But it is also an environment like no other and when you put a bunch of wordsmiths in a room, the normalities of polite society can go somewhat out of the window (not that far m’lud).

But when you deal with stories detailing extremes of human behaviour, from harrowing to sad and happy, relief has to be found somewhere and the newsroom pressure cooker lets off steam in a unique way - which mainly cannot be repeated in this column.

Of course, we are in a unusual situation and find ourselves talking to people from ordinary to extraordinary.

We attract extremes which can be uncomfortable or amusing.

Then there are our many armchair critics although those who used to write in with green ink now comment on Facebook.

As I write this my colleague is still giggling from the reader who rang in to complain a phone number was missing off one of our classified adverts for a rather personal massage service.

Another is currently laughing herself into a crying fit after being sent a video which if we published would win the internet - but we have chosen not to publish (see, we do have morals..)

But some of the funniest moments come from dealing with those in an official capacity.

My dealings with secret service personnel over the years (please don’t put me in prison) mainly for Prime Minister visits have seen a few amusing moments, not least when they repeatedly rang my mobile with odd requests.

Partly, I think, to check me out.

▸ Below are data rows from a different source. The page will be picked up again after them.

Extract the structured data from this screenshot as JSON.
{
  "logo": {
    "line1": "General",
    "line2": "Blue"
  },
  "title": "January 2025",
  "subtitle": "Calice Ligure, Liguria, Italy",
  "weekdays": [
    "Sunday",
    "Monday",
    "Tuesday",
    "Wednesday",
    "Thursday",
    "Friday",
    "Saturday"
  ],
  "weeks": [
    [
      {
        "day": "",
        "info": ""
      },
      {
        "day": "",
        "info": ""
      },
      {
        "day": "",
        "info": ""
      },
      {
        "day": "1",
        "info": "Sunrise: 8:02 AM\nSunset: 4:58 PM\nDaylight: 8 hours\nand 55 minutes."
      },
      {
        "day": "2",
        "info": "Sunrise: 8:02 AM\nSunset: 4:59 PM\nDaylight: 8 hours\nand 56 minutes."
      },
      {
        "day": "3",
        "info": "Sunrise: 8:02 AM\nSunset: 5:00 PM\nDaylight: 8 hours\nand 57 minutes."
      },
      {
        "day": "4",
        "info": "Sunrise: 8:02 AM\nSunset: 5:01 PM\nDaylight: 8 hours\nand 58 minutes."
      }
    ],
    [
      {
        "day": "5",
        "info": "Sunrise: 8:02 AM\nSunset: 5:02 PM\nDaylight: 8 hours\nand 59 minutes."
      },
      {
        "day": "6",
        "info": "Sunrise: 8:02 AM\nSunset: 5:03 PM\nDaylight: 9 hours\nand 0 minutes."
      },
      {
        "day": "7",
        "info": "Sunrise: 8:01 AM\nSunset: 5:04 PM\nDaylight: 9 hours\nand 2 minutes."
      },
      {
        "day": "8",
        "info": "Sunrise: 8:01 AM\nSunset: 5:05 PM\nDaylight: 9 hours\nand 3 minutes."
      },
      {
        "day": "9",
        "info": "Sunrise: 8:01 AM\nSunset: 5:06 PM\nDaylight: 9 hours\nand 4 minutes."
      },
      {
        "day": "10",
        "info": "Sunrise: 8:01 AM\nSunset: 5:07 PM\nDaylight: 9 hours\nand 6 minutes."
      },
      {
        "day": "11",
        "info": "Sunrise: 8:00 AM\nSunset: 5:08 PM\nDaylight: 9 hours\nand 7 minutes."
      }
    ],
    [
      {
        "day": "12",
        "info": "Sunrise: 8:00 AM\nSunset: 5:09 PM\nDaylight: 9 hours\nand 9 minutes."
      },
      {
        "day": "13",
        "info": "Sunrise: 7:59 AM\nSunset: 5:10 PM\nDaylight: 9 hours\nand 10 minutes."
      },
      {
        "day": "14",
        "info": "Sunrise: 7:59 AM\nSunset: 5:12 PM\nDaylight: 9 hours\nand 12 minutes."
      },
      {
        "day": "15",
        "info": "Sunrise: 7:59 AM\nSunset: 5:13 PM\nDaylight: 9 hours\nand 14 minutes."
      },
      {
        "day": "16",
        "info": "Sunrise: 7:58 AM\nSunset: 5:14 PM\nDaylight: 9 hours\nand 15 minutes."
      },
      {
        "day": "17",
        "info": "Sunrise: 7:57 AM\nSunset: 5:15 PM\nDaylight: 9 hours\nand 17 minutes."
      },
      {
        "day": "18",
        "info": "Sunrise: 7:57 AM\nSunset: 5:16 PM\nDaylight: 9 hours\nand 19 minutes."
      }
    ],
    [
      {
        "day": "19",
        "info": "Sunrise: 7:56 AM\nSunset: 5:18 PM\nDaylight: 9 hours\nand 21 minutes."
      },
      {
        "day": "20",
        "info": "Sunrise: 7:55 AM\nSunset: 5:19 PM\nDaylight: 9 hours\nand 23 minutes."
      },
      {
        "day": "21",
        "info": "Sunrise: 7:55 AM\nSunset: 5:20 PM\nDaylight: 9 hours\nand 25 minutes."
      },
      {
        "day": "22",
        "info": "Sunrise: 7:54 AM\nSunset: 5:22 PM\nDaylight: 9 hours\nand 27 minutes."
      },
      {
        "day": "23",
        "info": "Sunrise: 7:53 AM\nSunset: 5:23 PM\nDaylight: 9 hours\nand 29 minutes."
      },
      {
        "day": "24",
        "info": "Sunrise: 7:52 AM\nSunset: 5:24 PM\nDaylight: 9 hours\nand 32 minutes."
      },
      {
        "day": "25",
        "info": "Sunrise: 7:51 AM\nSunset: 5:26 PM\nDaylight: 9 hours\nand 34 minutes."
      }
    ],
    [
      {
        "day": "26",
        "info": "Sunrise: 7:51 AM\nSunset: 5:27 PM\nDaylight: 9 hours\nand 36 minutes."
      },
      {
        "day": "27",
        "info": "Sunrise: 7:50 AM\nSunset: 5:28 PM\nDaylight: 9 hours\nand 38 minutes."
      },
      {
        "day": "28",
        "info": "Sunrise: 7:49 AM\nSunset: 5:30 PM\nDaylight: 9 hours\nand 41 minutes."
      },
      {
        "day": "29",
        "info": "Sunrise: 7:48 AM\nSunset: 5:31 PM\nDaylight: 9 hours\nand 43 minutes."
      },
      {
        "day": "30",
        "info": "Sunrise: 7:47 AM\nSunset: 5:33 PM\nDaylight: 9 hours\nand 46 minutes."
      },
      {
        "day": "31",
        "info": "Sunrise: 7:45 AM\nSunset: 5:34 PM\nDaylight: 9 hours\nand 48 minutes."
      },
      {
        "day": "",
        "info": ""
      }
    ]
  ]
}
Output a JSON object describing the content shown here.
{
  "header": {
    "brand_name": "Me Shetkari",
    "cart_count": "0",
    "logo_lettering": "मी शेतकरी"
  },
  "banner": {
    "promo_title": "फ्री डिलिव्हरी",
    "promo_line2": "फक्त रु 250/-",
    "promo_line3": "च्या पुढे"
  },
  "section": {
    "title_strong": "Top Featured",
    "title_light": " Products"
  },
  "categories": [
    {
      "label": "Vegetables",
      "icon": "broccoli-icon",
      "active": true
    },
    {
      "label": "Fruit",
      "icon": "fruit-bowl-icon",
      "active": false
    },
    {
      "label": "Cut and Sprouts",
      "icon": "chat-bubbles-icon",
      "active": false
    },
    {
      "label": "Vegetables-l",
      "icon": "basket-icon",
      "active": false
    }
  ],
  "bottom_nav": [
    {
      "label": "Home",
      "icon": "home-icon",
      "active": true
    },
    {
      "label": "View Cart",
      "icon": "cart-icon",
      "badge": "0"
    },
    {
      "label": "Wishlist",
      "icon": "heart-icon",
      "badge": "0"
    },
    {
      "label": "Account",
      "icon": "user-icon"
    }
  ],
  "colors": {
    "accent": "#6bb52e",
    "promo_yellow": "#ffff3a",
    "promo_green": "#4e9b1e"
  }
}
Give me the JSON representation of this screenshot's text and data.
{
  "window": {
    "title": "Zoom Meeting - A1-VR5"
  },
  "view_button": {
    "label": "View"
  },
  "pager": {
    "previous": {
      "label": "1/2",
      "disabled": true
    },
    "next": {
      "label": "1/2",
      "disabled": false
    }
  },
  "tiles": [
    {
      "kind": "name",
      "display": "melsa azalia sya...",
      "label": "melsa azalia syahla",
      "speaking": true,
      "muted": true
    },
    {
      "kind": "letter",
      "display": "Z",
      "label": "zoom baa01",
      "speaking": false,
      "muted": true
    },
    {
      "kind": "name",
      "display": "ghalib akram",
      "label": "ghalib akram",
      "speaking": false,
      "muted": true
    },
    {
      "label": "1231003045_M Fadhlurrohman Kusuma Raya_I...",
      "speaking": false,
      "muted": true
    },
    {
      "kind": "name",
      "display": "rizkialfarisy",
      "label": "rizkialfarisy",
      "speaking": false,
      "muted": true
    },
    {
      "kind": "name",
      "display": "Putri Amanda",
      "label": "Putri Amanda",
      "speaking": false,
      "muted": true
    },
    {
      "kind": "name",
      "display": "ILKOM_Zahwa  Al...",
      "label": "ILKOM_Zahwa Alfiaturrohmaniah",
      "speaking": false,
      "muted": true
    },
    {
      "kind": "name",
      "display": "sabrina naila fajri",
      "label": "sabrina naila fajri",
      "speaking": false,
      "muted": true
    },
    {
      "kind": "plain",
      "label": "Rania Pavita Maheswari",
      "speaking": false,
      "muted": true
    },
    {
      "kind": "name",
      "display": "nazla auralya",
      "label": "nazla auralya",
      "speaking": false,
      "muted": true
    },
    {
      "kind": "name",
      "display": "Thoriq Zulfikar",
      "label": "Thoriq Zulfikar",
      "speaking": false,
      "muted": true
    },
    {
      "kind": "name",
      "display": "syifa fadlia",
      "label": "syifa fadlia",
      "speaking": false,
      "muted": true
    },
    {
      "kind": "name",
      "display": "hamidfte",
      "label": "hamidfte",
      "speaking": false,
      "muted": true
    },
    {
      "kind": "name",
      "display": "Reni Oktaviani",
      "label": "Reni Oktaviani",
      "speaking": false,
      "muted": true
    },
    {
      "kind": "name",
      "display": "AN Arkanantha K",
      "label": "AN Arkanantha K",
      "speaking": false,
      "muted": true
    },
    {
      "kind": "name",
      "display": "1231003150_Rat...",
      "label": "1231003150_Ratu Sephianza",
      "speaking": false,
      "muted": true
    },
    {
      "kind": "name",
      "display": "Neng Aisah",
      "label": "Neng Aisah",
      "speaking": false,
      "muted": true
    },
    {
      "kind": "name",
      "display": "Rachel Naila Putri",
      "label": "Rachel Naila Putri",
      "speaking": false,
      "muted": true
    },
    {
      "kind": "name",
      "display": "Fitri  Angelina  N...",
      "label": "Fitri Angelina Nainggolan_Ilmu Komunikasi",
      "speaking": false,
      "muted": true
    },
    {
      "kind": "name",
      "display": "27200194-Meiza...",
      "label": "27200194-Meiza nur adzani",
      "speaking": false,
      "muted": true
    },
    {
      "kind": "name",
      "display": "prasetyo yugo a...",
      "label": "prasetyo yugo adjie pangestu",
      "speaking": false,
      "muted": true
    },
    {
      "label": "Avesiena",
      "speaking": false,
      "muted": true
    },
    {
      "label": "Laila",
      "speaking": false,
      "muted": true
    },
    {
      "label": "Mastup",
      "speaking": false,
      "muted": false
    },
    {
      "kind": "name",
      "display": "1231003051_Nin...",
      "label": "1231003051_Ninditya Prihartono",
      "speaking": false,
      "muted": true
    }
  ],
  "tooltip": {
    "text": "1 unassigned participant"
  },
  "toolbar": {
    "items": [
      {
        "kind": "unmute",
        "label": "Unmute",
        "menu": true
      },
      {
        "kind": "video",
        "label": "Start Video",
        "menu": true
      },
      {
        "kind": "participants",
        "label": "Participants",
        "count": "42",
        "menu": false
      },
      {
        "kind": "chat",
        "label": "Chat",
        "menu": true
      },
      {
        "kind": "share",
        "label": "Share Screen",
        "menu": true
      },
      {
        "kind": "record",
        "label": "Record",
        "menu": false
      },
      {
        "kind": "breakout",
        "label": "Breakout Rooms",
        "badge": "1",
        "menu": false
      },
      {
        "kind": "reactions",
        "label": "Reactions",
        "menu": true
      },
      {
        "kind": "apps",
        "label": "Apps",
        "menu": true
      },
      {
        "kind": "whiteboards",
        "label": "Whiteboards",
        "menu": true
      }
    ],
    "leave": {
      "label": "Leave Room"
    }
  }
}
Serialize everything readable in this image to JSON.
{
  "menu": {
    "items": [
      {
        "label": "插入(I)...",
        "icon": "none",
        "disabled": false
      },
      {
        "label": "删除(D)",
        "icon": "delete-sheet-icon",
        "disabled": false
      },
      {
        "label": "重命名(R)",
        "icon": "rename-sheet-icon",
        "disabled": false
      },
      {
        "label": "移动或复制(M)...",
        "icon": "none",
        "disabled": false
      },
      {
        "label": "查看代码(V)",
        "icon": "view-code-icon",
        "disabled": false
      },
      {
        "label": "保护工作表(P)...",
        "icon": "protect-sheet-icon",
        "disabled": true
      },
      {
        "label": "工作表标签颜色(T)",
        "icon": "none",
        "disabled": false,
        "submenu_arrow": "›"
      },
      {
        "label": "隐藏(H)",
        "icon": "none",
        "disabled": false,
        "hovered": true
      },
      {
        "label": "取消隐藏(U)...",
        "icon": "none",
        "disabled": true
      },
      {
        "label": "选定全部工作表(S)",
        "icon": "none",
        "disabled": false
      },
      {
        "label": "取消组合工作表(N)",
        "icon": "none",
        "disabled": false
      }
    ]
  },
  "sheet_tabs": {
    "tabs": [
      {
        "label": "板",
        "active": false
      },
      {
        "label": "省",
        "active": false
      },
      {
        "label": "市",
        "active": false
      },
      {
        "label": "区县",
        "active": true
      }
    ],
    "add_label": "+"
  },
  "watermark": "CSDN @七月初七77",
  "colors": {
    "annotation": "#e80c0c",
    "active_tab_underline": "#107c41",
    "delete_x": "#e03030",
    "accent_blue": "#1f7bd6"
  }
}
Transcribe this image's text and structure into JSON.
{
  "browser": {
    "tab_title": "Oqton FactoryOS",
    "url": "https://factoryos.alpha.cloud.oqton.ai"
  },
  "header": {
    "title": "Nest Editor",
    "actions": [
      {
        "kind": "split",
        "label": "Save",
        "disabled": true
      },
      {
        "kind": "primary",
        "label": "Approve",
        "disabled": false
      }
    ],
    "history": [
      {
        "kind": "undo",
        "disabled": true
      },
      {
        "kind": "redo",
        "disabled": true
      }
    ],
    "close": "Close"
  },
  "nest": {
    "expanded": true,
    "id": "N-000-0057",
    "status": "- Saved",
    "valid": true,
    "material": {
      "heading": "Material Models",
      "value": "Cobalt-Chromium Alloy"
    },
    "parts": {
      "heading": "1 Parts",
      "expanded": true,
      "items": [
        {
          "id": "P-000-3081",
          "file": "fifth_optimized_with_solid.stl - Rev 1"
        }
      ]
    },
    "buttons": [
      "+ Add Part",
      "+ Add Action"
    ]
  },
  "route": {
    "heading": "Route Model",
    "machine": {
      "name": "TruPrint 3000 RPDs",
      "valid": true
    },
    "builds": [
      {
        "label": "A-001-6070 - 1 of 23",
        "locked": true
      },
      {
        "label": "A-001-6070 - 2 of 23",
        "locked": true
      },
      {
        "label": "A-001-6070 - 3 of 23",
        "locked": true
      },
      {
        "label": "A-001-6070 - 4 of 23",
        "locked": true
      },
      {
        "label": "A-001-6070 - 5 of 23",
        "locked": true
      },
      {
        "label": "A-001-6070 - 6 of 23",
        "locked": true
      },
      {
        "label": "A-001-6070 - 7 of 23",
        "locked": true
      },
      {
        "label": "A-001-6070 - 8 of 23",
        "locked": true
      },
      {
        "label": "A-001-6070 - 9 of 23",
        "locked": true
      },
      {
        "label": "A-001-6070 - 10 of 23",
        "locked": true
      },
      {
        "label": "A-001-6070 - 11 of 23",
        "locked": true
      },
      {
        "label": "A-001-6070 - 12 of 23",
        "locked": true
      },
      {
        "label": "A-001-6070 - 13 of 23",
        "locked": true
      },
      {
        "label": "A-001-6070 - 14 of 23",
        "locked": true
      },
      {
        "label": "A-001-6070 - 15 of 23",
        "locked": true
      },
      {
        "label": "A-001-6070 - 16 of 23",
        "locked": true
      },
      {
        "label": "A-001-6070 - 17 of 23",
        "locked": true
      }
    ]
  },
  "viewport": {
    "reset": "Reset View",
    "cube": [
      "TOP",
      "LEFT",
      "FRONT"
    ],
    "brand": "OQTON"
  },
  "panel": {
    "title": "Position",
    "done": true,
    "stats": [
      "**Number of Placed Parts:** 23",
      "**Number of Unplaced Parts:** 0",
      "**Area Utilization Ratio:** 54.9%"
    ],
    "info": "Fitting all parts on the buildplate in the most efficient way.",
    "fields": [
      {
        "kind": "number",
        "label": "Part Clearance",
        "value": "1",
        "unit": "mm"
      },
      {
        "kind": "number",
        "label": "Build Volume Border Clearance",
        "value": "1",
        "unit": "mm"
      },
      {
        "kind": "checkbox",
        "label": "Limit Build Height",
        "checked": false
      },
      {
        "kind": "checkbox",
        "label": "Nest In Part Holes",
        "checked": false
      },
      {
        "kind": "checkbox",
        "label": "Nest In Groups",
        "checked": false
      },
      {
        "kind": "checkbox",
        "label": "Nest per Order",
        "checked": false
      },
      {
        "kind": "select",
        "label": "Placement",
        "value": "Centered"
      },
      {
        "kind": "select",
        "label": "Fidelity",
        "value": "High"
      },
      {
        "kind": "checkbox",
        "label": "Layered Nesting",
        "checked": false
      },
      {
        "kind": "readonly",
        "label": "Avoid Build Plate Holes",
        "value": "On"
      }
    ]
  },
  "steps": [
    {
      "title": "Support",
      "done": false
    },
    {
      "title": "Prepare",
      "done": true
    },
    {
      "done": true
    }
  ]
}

But on one memorable occasion to ask what their London-based armed and plain clothes agents should wear to a Lancashire event to fit in.

‘Flats caps’, I replied. ‘And bring a ferret!’